Element data from apps and pages
________________________

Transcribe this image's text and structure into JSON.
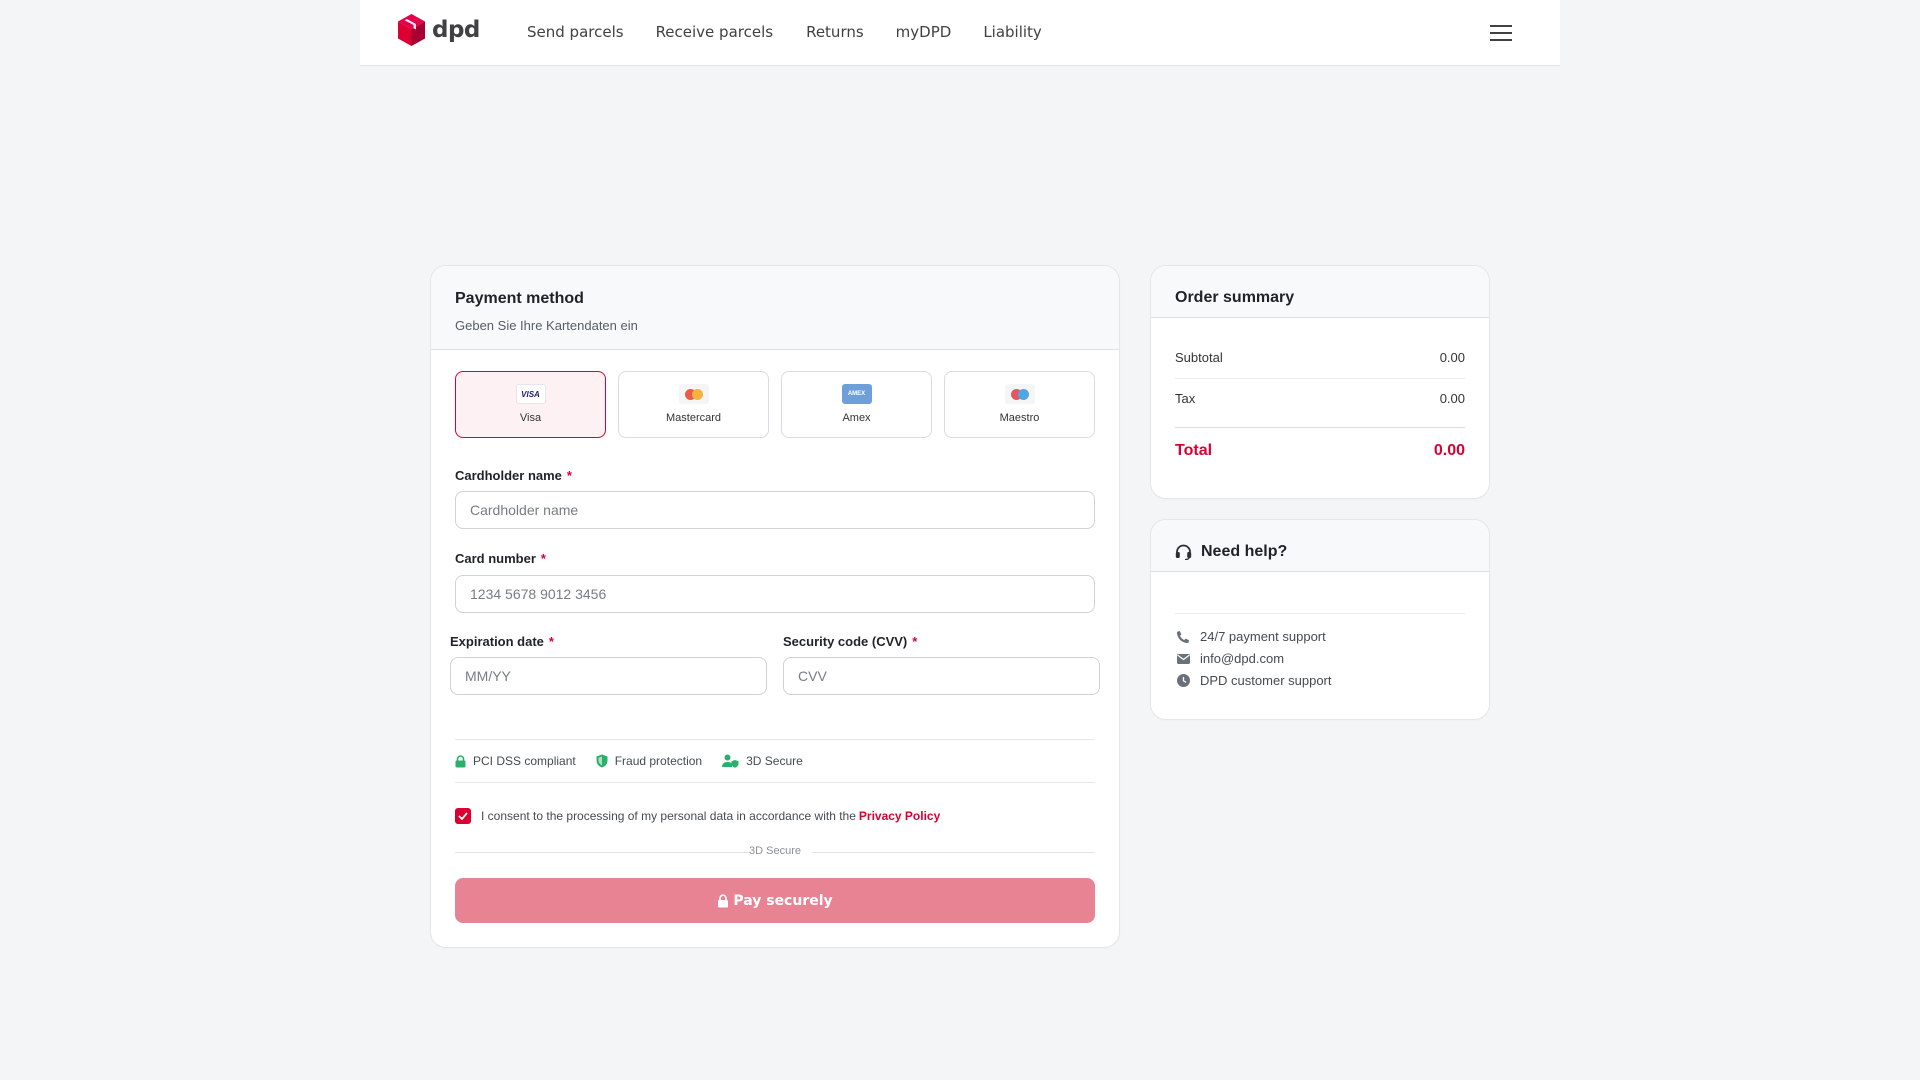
{
  "header": {
    "brand": "dpd",
    "nav": [
      "Send parcels",
      "Receive parcels",
      "Returns",
      "myDPD",
      "Liability"
    ]
  },
  "payment": {
    "title": "Payment method",
    "subtitle": "Geben Sie Ihre Kartendaten ein",
    "methods": [
      {
        "label": "Visa",
        "logo_text": "VISA",
        "selected": true
      },
      {
        "label": "Mastercard",
        "selected": false
      },
      {
        "label": "Amex",
        "logo_text": "AMEX",
        "selected": false
      },
      {
        "label": "Maestro",
        "selected": false
      }
    ],
    "cardholder": {
      "label": "Cardholder name",
      "placeholder": "Cardholder name",
      "value": ""
    },
    "card_number": {
      "label": "Card number",
      "placeholder": "1234 5678 9012 3456",
      "value": ""
    },
    "expiration": {
      "label": "Expiration date",
      "placeholder": "MM/YY",
      "value": ""
    },
    "cvv": {
      "label": "Security code (CVV)",
      "placeholder": "CVV",
      "value": ""
    },
    "required_mark": "*",
    "badges": [
      "PCI DSS compliant",
      "Fraud protection",
      "3D Secure"
    ],
    "consent": {
      "checked": true,
      "text": "I consent to the processing of my personal data in accordance with the",
      "link": "Privacy Policy"
    },
    "separator": "3D Secure",
    "pay_button": "Pay securely"
  },
  "order": {
    "title": "Order summary",
    "subtotal_label": "Subtotal",
    "subtotal_value": "0.00",
    "tax_label": "Tax",
    "tax_value": "0.00",
    "total_label": "Total",
    "total_value": "0.00"
  },
  "help": {
    "title": "Need help?",
    "items": [
      "24/7 payment support",
      "info@dpd.com",
      "DPD customer support"
    ]
  },
  "colors": {
    "brand": "#dc0032",
    "pay_button": "#e88394",
    "badge_icon": "#2bb06b"
  },
  "icons": [
    "dpd-cube-icon",
    "hamburger-menu-icon",
    "lock-icon",
    "shield-icon",
    "user-shield-icon",
    "check-icon",
    "headset-icon",
    "phone-icon",
    "mail-icon",
    "clock-icon"
  ]
}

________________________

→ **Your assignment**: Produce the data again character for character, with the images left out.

→ **Solution to this exercise**:
Transcribe this image's text and structure into JSON.
{
  "header": {
    "brand": "dpd",
    "nav": [
      "Send parcels",
      "Receive parcels",
      "Returns",
      "myDPD",
      "Liability"
    ]
  },
  "payment": {
    "title": "Payment method",
    "subtitle": "Geben Sie Ihre Kartendaten ein",
    "methods": [
      {
        "label": "Visa",
        "logo_text": "VISA",
        "selected": true
      },
      {
        "label": "Mastercard",
        "selected": false
      },
      {
        "label": "Amex",
        "logo_text": "AMEX",
        "selected": false
      },
      {
        "label": "Maestro",
        "selected": false
      }
    ],
    "cardholder": {
      "label": "Cardholder name",
      "placeholder": "Cardholder name",
      "value": ""
    },
    "card_number": {
      "label": "Card number",
      "placeholder": "1234 5678 9012 3456",
      "value": ""
    },
    "expiration": {
      "label": "Expiration date",
      "placeholder": "MM/YY",
      "value": ""
    },
    "cvv": {
      "label": "Security code (CVV)",
      "placeholder": "CVV",
      "value": ""
    },
    "required_mark": "*",
    "badges": [
      "PCI DSS compliant",
      "Fraud protection",
      "3D Secure"
    ],
    "consent": {
      "checked": true,
      "text": "I consent to the processing of my personal data in accordance with the",
      "link": "Privacy Policy"
    },
    "separator": "3D Secure",
    "pay_button": "Pay securely"
  },
  "order": {
    "title": "Order summary",
    "subtotal_label": "Subtotal",
    "subtotal_value": "0.00",
    "tax_label": "Tax",
    "tax_value": "0.00",
    "total_label": "Total",
    "total_value": "0.00"
  },
  "help": {
    "title": "Need help?",
    "items": [
      "24/7 payment support",
      "info@dpd.com",
      "DPD customer support"
    ]
  },
  "colors": {
    "brand": "#dc0032",
    "pay_button": "#e88394",
    "badge_icon": "#2bb06b"
  },
  "icons": [
    "dpd-cube-icon",
    "hamburger-menu-icon",
    "lock-icon",
    "shield-icon",
    "user-shield-icon",
    "check-icon",
    "headset-icon",
    "phone-icon",
    "mail-icon",
    "clock-icon"
  ]
}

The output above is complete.